With a prayer for peace, Bishop Robert Deeley welcomes in the New Year

Acknowledging the trials faced in 2023, including the ongoing conflicts in Ukraine and the Middle East, but expressing his fervent hope for a year ahead blessed with peace and joy, Bishop Robert Deeley celebrated a New Year’s Day Mass at the Cathedral of the Immaculate Conception in Portland.

“As a people, we hope that this coming year will be better than last year - better for ourselves, our families, and the world,” the bishop said. “We live in hope, as we pray for peace. We gather here this morning to bring our hope to the One who watches over us.”

On January 1, the Church celebrates the World Day of Peace, which was established in 1968 by Pope Paul VI. The bishop called peace “the foundation of the tranquility we all seek,” but he said that true peace can only be found in Christ.

“We want peace of mind, peace of heart, peace in our families, and peace in the world. Peace, the tranquility of order and equilibrium, is the necessary condition for growth and prosperity. But that natural desire for peace cannot achieve true, lasting peace either in our hearts, our families, or our world. We believe, in fact, that only Jesus Christ can bring true peace. Only the message of the good news that Jesus brought to us can overcome the deepest divisions, antagonisms, and wounds that feed conflict from within,” the bishop said.

Along with the World Day of Peace, January 1 is also the Octave of Christmas and the day on which the Church celebrates Mary as the Mother of God. The bishop said it was Mary’s yes that opened the way for God to send Jesus into the world, and it was her life as a disciple of her son that shows us how we can achieve the peace we seek as we begin a new year.

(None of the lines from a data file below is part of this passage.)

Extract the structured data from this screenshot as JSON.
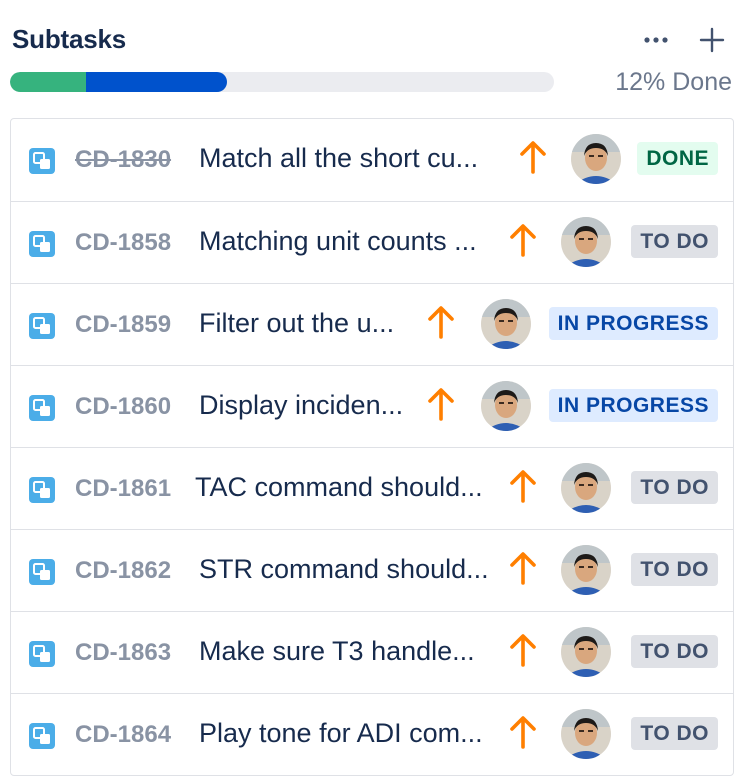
{
  "header": {
    "title": "Subtasks",
    "more_icon": "more-horizontal-icon",
    "add_icon": "plus-icon"
  },
  "progress": {
    "label": "12% Done",
    "done_fraction": 0.14,
    "in_progress_fraction": 0.26,
    "colors": {
      "done": "#36b37e",
      "in_progress": "#0052cc",
      "track": "#ebecf0"
    }
  },
  "status_styles": {
    "DONE": {
      "bg": "#e3fcef",
      "fg": "#006644"
    },
    "TO DO": {
      "bg": "#dfe1e6",
      "fg": "#42526e"
    },
    "IN PROGRESS": {
      "bg": "#deebff",
      "fg": "#0747a6"
    }
  },
  "subtasks": [
    {
      "key": "CD-1830",
      "summary": "Match all the short cu...",
      "status": "DONE",
      "resolved": true,
      "priority_icon": "priority-high-arrow-icon",
      "avatar_icon": "user-avatar-icon"
    },
    {
      "key": "CD-1858",
      "summary": "Matching unit counts ...",
      "status": "TO DO",
      "resolved": false,
      "priority_icon": "priority-high-arrow-icon",
      "avatar_icon": "user-avatar-icon"
    },
    {
      "key": "CD-1859",
      "summary": "Filter out the u...",
      "status": "IN PROGRESS",
      "resolved": false,
      "priority_icon": "priority-high-arrow-icon",
      "avatar_icon": "user-avatar-icon"
    },
    {
      "key": "CD-1860",
      "summary": "Display inciden...",
      "status": "IN PROGRESS",
      "resolved": false,
      "priority_icon": "priority-high-arrow-icon",
      "avatar_icon": "user-avatar-icon"
    },
    {
      "key": "CD-1861",
      "summary": "TAC command should...",
      "status": "TO DO",
      "resolved": false,
      "priority_icon": "priority-high-arrow-icon",
      "avatar_icon": "user-avatar-icon"
    },
    {
      "key": "CD-1862",
      "summary": "STR command should...",
      "status": "TO DO",
      "resolved": false,
      "priority_icon": "priority-high-arrow-icon",
      "avatar_icon": "user-avatar-icon"
    },
    {
      "key": "CD-1863",
      "summary": "Make sure T3 handle...",
      "status": "TO DO",
      "resolved": false,
      "priority_icon": "priority-high-arrow-icon",
      "avatar_icon": "user-avatar-icon"
    },
    {
      "key": "CD-1864",
      "summary": "Play tone for ADI com...",
      "status": "TO DO",
      "resolved": false,
      "priority_icon": "priority-high-arrow-icon",
      "avatar_icon": "user-avatar-icon"
    }
  ]
}
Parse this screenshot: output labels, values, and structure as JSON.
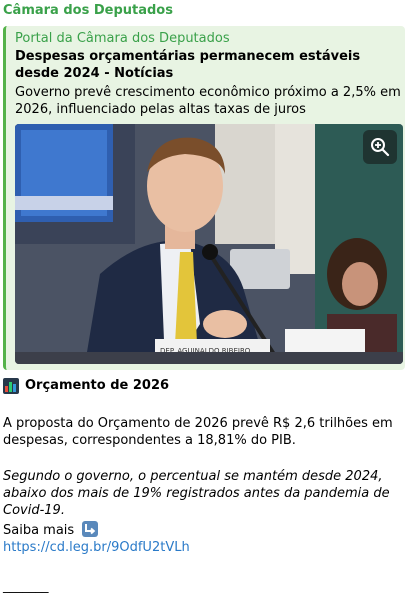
{
  "channel": {
    "name": "Câmara dos Deputados"
  },
  "preview": {
    "site_name": "Portal da Câmara dos Deputados",
    "title": "Despesas orçamentárias permanecem estáveis desde 2024 - Notícias",
    "description": "Governo prevê crescimento econômico próximo a 2,5% em 2026, influenciado pelas altas taxas de juros",
    "zoom_icon": "zoom-in-icon",
    "photo_nameplate": "DEP. AGUINALDO RIBEIRO"
  },
  "post": {
    "heading_icon": "bar-chart-icon",
    "heading": "Orçamento de 2026",
    "paragraph1": "A proposta do Orçamento de 2026 prevê R$ 2,6 trilhões em despesas, correspondentes a 18,81% do PIB.",
    "paragraph2": "Segundo o governo, o percentual se mantém desde 2024, abaixo dos mais de 19% registrados antes da pandemia de Covid-19.",
    "more_label": "Saiba mais",
    "more_icon": "arrow-down-right-icon",
    "link": "https://cd.leg.br/9OdfU2tVLh",
    "divider": "_______"
  },
  "colors": {
    "channel_green": "#3aa14a",
    "preview_bg": "#e8f4e3",
    "preview_border": "#55b24a",
    "link_blue": "#2a7ac8"
  }
}
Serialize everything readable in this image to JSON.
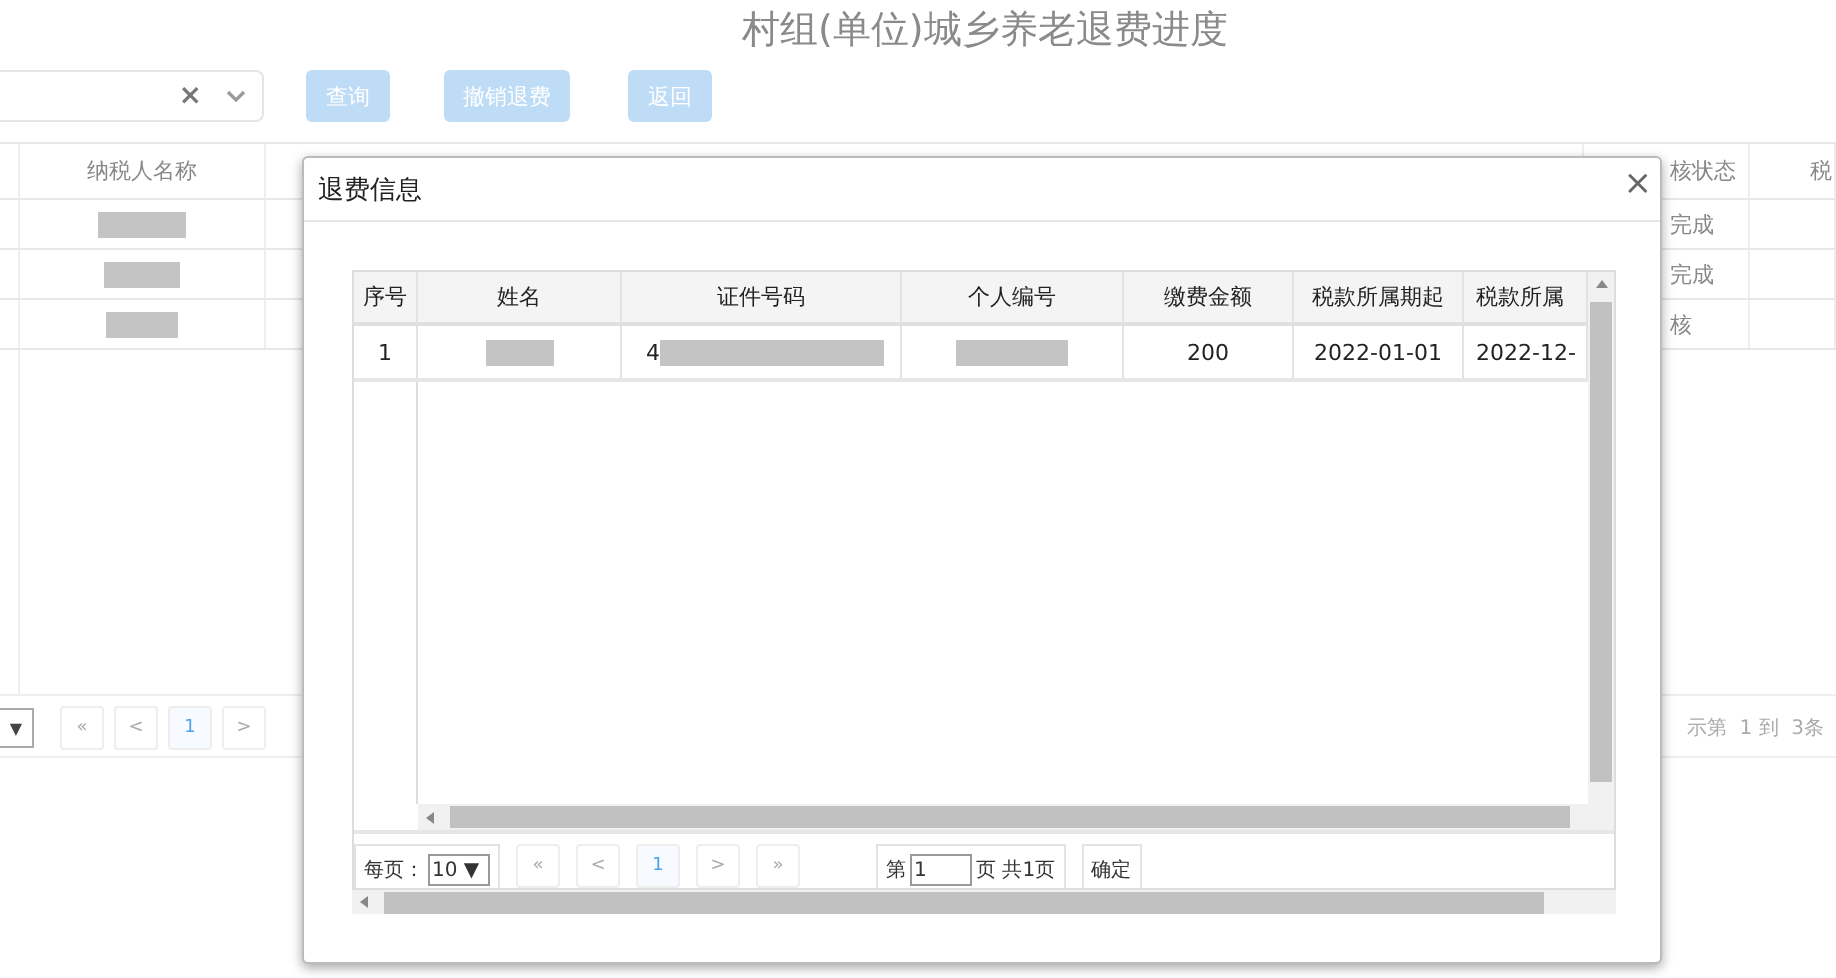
{
  "page": {
    "title": "村组(单位)城乡养老退费进度",
    "filter": {
      "clear": "×"
    },
    "buttons": [
      "查询",
      "撤销退费",
      "返回"
    ]
  },
  "background_table": {
    "columns": [
      {
        "label": "纳税人名称",
        "kind": "name"
      },
      {
        "label": "核状态",
        "kind": "status"
      },
      {
        "label": "税",
        "kind": "edge"
      }
    ],
    "rows": [
      {
        "status": "完成"
      },
      {
        "status": "完成"
      },
      {
        "status": "核"
      }
    ]
  },
  "background_pager": {
    "size_arrow": "▼",
    "nav": [
      {
        "label": "«",
        "selected": false
      },
      {
        "label": "<",
        "selected": false
      },
      {
        "label": "1",
        "selected": true
      },
      {
        "label": ">",
        "selected": false
      }
    ],
    "info": "示第  1 到  3条"
  },
  "dialog": {
    "title": "退费信息",
    "close": "×",
    "columns": [
      "序号",
      "姓名",
      "证件号码",
      "个人编号",
      "缴费金额",
      "税款所属期起",
      "税款所属"
    ],
    "rows": [
      {
        "index": "1",
        "id_number": "4",
        "amount": "200",
        "period_start": "2022-01-01",
        "period_end": "2022-12-"
      }
    ],
    "pager": {
      "page_size_label": "每页：",
      "page_size": "10",
      "size_arrow": "▼",
      "nav": [
        {
          "label": "«",
          "selected": false
        },
        {
          "label": "<",
          "selected": false
        },
        {
          "label": "1",
          "selected": true
        },
        {
          "label": ">",
          "selected": false
        },
        {
          "label": "»",
          "selected": false
        }
      ],
      "page_prefix": "第",
      "page_input": "1",
      "page_suffix": "页",
      "total": "共1页",
      "confirm": "确定"
    }
  }
}
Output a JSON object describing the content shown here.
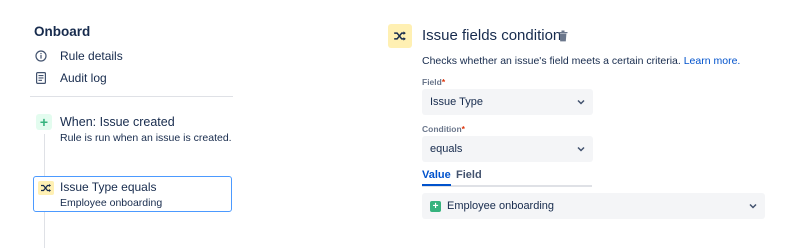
{
  "left": {
    "rule_name": "Onboard",
    "nav": [
      {
        "label": "Rule details",
        "icon": "info-icon"
      },
      {
        "label": "Audit log",
        "icon": "document-icon"
      }
    ],
    "trigger": {
      "icon": "plus-icon",
      "title": "When: Issue created",
      "subtitle": "Rule is run when an issue is created."
    },
    "condition": {
      "icon": "shuffle-icon",
      "title": "Issue Type equals",
      "subtitle": "Employee onboarding"
    }
  },
  "panel": {
    "icon": "shuffle-icon",
    "title": "Issue fields condition",
    "description": "Checks whether an issue's field meets a certain criteria.",
    "learn_more": "Learn more.",
    "field_label": "Field",
    "field_value": "Issue Type",
    "condition_label": "Condition",
    "condition_value": "equals",
    "required_marker": "*",
    "tabs": [
      {
        "label": "Value",
        "active": true
      },
      {
        "label": "Field",
        "active": false
      }
    ],
    "value_selected": "Employee onboarding"
  },
  "colors": {
    "accent": "#0052CC",
    "focus_border": "#4C9AFF",
    "condition_bg": "#FFF0B3",
    "trigger_green": "#36B37E",
    "required": "#DE350B",
    "select_bg": "#F4F5F7"
  }
}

“She was filled with God’s grace because she opened her life to the Lord. She accepted and trusted God when he asked her to be the mother of his son, but she lived her life in prayerful trust in the divine mission of her son, even when she did not fully comprehend what was happening,” the bishop said.

Bishop Deeley said that Mary reminds us that each of us is called to holiness.

“It is for everyone. And it does not separate us from what we are doing every day in our lives. As mothers and fathers, sisters and brothers, we, like Mary, go about our daily business. It is in these very human situations of everyday life that we find our call to holiness and sanctity. We are sometimes tempted to think that the new or different thing is the way to holiness. Mary shows us that real holiness is born in the ordinary and every day of serving one another, and those God has entrusted to our care,” the bishop said. “As this new year begins, then, let us ask Mary, Mother of God and Queen of peace, to grant us peace in our hearts, harmony in our families, and concord throughout the world.”

The Solemnity of Mary is one of the many feasts of Christmas. On December 31, the Church celebrated the Feast of the Holy Family of Jesus, Mary, and Joseph. January 7 is the Epiphany of the Lord, a celebration of the arrival of the Magi and the revelation of Christ to the world, and on January 8, the season of Christmas will conclude with the Feast of the Baptism of the Lord.

With seven days of Christmas still ahead, the cathedral remained decked out for the season during the New Year's Day Mass. Christmas trees were aglow with white lights. Poinsettias filled the steps in front of the altar, and a Nativity scene featuring nearly life-sized figures.

Additional Resources

Pope Francis' Prayer for Peace

Pope Francis' World Day of Prayer Message 2024 (External Link)

Solemnity of the Epiphany of the Lord

Manger scene
Opening procession as seen from the back of the church.
Opening prayer by Bishop Deeley
Father Seamus Griesbach reads the Gospel.
Bishop Robert Deeley shares his homily.
Liturgy of the Eucharist
Bishop Robert Deeley holds up the host during consecration.
Stained glass Nativity window